No pictures belong in the copy. Set down exactly the lines from the one that contains "Read all visible content and emit it as JSON." through the end of the data.

## RECORDED INFORMATION
----
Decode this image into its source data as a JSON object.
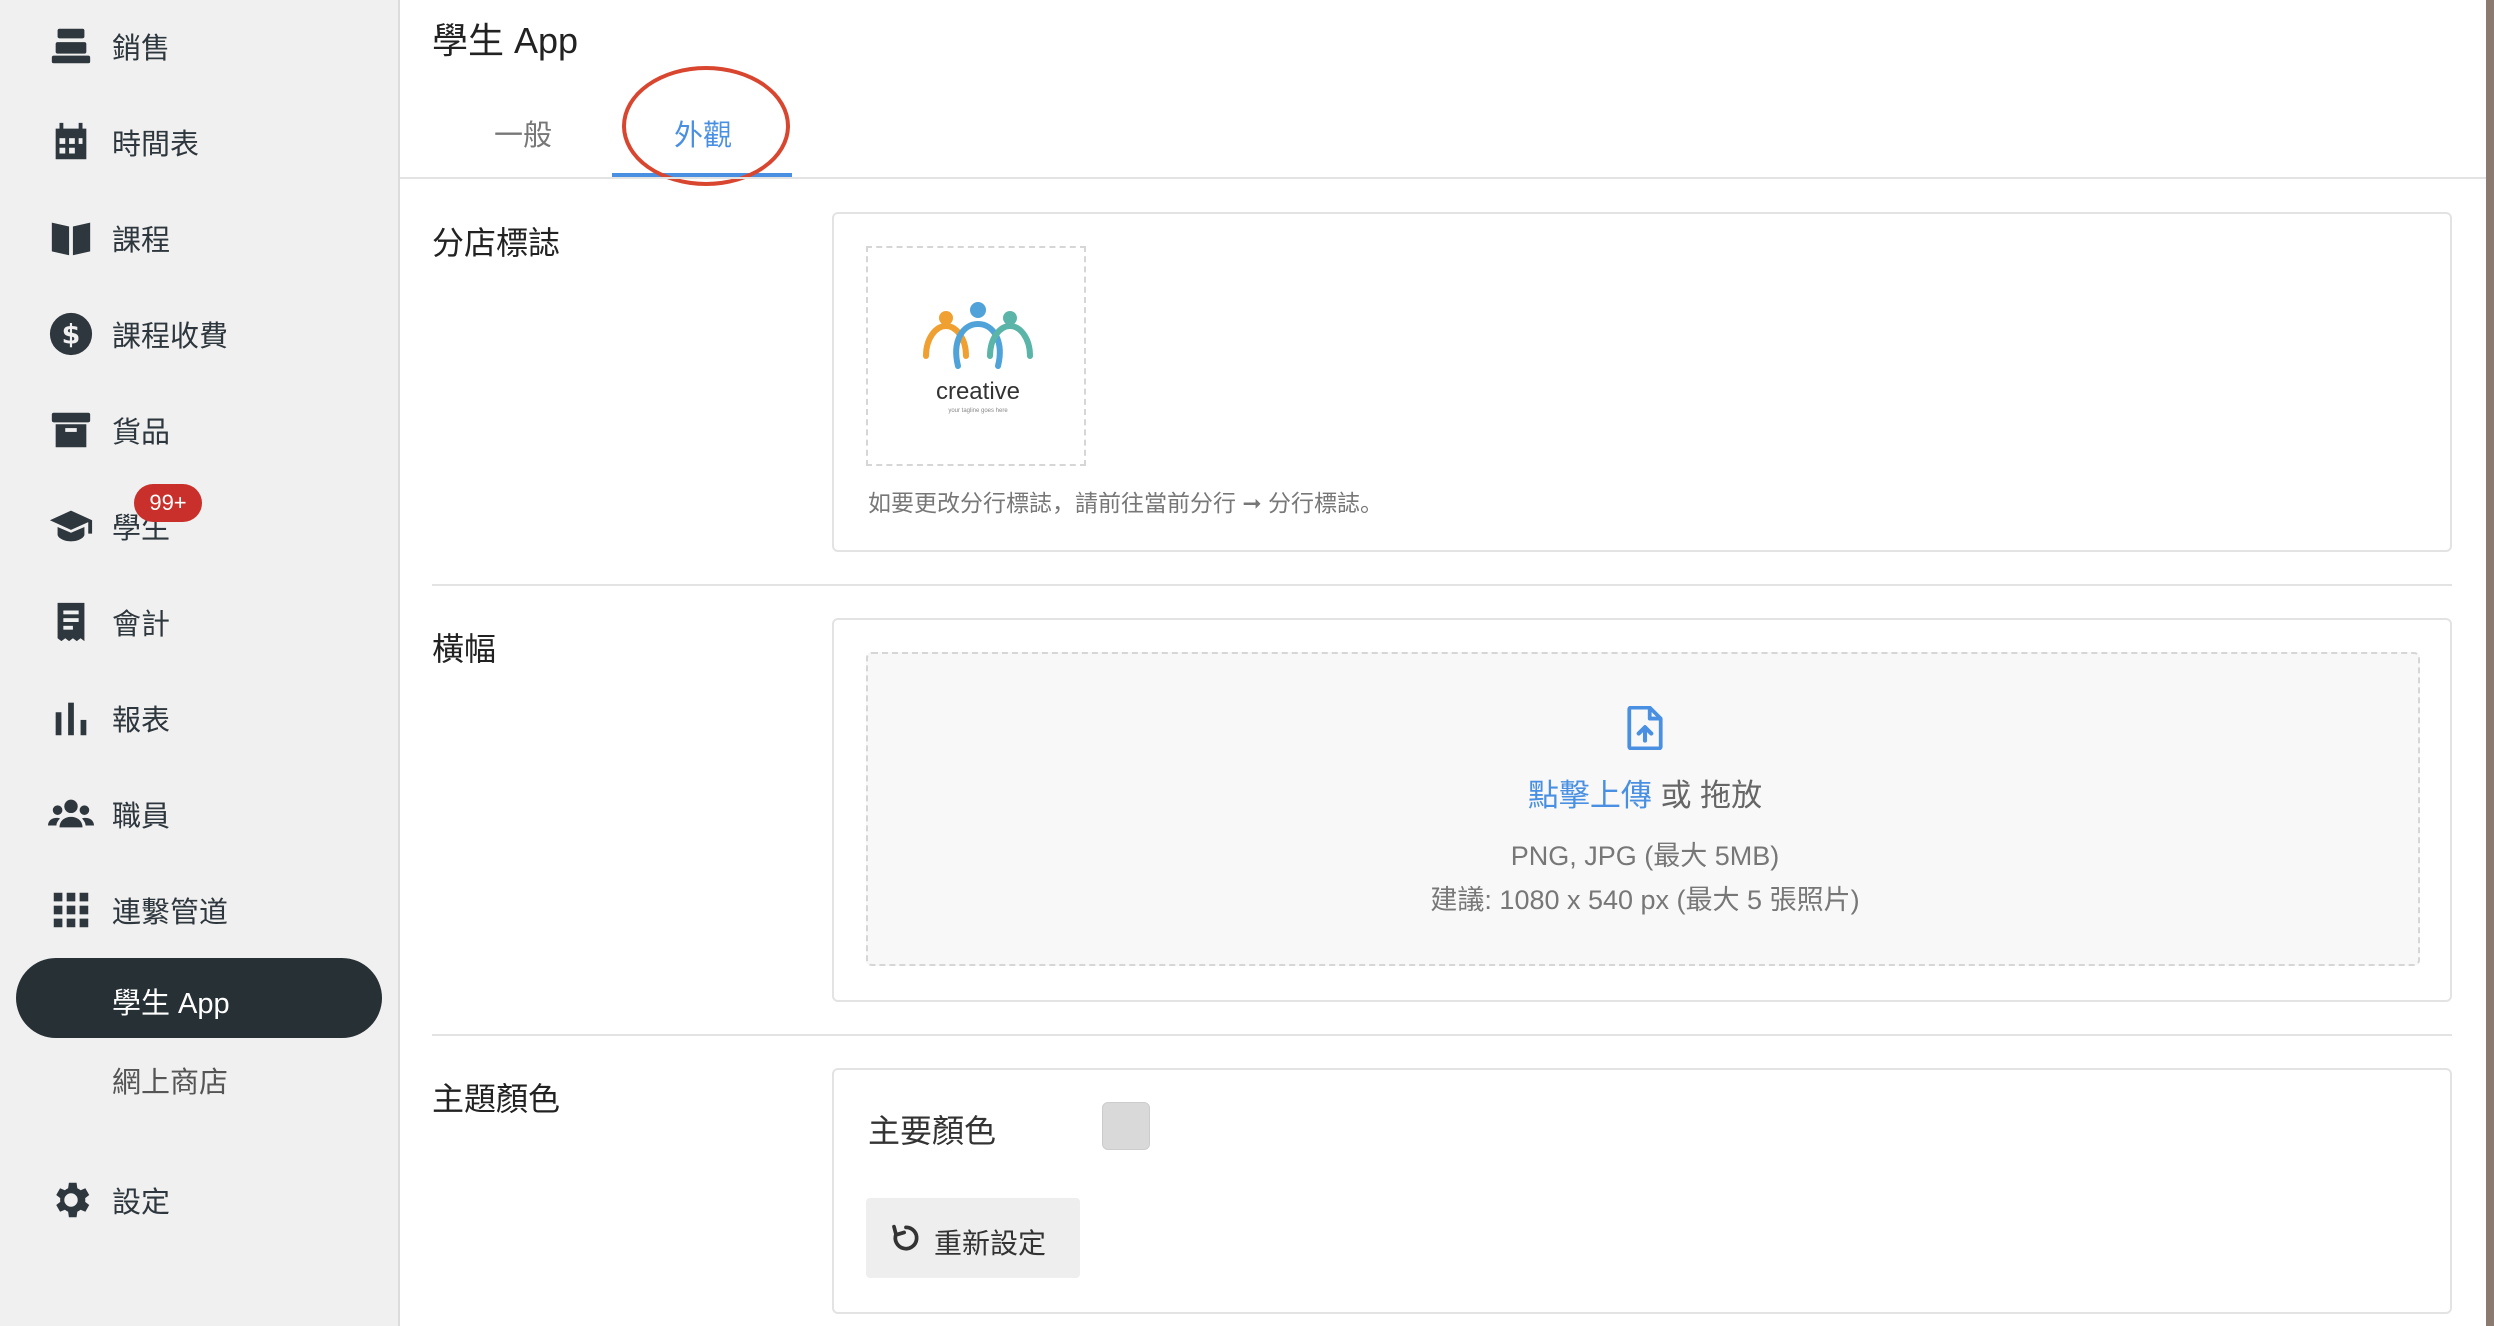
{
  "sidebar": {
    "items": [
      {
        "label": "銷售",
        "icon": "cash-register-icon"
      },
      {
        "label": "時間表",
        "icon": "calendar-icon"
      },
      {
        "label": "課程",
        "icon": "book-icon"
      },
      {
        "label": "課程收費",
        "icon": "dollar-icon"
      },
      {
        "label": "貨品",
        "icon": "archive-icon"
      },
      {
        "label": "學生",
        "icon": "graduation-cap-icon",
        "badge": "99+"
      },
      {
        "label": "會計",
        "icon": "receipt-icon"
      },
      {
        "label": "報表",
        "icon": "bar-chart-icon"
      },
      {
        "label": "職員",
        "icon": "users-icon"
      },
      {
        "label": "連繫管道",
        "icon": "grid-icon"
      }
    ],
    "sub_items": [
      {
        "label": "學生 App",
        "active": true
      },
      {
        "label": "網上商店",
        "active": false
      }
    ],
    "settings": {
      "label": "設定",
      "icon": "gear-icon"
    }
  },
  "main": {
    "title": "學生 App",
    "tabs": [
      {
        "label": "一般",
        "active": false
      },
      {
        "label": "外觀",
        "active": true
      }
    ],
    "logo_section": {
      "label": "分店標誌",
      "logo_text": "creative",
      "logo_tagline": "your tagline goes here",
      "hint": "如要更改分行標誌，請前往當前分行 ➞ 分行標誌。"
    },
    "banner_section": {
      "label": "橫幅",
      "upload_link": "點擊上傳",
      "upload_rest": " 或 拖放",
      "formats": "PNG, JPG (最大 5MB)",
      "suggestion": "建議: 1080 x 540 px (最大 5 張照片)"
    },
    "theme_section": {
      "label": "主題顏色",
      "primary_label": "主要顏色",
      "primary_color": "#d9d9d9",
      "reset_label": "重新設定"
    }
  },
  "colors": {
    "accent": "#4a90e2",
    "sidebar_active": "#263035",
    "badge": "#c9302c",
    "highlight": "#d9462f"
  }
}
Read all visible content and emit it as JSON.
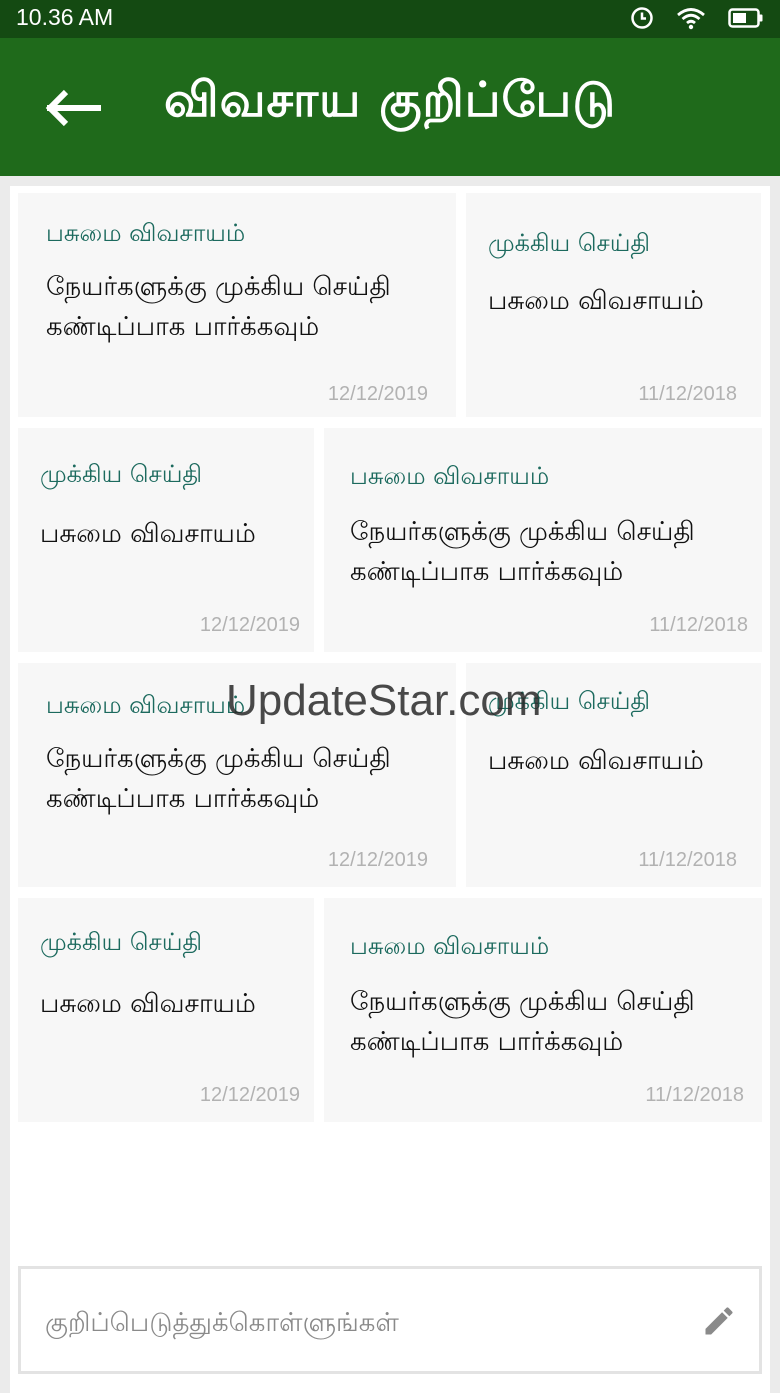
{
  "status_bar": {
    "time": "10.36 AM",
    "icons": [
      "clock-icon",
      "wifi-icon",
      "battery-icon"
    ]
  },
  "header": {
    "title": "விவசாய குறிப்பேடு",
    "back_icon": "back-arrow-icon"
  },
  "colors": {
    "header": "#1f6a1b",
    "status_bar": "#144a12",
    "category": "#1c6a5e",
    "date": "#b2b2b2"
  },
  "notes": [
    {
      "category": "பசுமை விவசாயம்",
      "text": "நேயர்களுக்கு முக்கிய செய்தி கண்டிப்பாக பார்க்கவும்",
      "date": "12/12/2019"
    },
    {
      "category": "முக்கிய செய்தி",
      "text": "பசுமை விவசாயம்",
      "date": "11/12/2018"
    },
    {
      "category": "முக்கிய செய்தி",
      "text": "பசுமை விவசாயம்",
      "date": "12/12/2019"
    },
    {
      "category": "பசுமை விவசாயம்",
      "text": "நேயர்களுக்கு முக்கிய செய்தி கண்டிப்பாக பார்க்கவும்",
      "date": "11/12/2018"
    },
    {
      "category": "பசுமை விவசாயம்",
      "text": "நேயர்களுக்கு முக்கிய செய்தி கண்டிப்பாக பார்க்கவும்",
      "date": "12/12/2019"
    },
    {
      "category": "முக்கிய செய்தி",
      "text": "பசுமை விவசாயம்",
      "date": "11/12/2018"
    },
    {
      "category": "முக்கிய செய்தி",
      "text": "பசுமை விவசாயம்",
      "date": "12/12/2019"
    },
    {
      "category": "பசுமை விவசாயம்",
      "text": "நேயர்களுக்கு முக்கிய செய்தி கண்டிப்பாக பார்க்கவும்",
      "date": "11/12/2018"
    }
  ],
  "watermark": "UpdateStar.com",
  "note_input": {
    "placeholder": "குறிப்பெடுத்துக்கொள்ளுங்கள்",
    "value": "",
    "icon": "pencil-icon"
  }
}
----
## RESPONSE AREA
Read all visible content and emit it as JSON.
{
  "status_bar": {
    "time": "10.36 AM",
    "icons": [
      "clock-icon",
      "wifi-icon",
      "battery-icon"
    ]
  },
  "header": {
    "title": "விவசாய குறிப்பேடு",
    "back_icon": "back-arrow-icon"
  },
  "colors": {
    "header": "#1f6a1b",
    "status_bar": "#144a12",
    "category": "#1c6a5e",
    "date": "#b2b2b2"
  },
  "notes": [
    {
      "category": "பசுமை விவசாயம்",
      "text": "நேயர்களுக்கு முக்கிய செய்தி கண்டிப்பாக பார்க்கவும்",
      "date": "12/12/2019"
    },
    {
      "category": "முக்கிய செய்தி",
      "text": "பசுமை விவசாயம்",
      "date": "11/12/2018"
    },
    {
      "category": "முக்கிய செய்தி",
      "text": "பசுமை விவசாயம்",
      "date": "12/12/2019"
    },
    {
      "category": "பசுமை விவசாயம்",
      "text": "நேயர்களுக்கு முக்கிய செய்தி கண்டிப்பாக பார்க்கவும்",
      "date": "11/12/2018"
    },
    {
      "category": "பசுமை விவசாயம்",
      "text": "நேயர்களுக்கு முக்கிய செய்தி கண்டிப்பாக பார்க்கவும்",
      "date": "12/12/2019"
    },
    {
      "category": "முக்கிய செய்தி",
      "text": "பசுமை விவசாயம்",
      "date": "11/12/2018"
    },
    {
      "category": "முக்கிய செய்தி",
      "text": "பசுமை விவசாயம்",
      "date": "12/12/2019"
    },
    {
      "category": "பசுமை விவசாயம்",
      "text": "நேயர்களுக்கு முக்கிய செய்தி கண்டிப்பாக பார்க்கவும்",
      "date": "11/12/2018"
    }
  ],
  "watermark": "UpdateStar.com",
  "note_input": {
    "placeholder": "குறிப்பெடுத்துக்கொள்ளுங்கள்",
    "value": "",
    "icon": "pencil-icon"
  }
}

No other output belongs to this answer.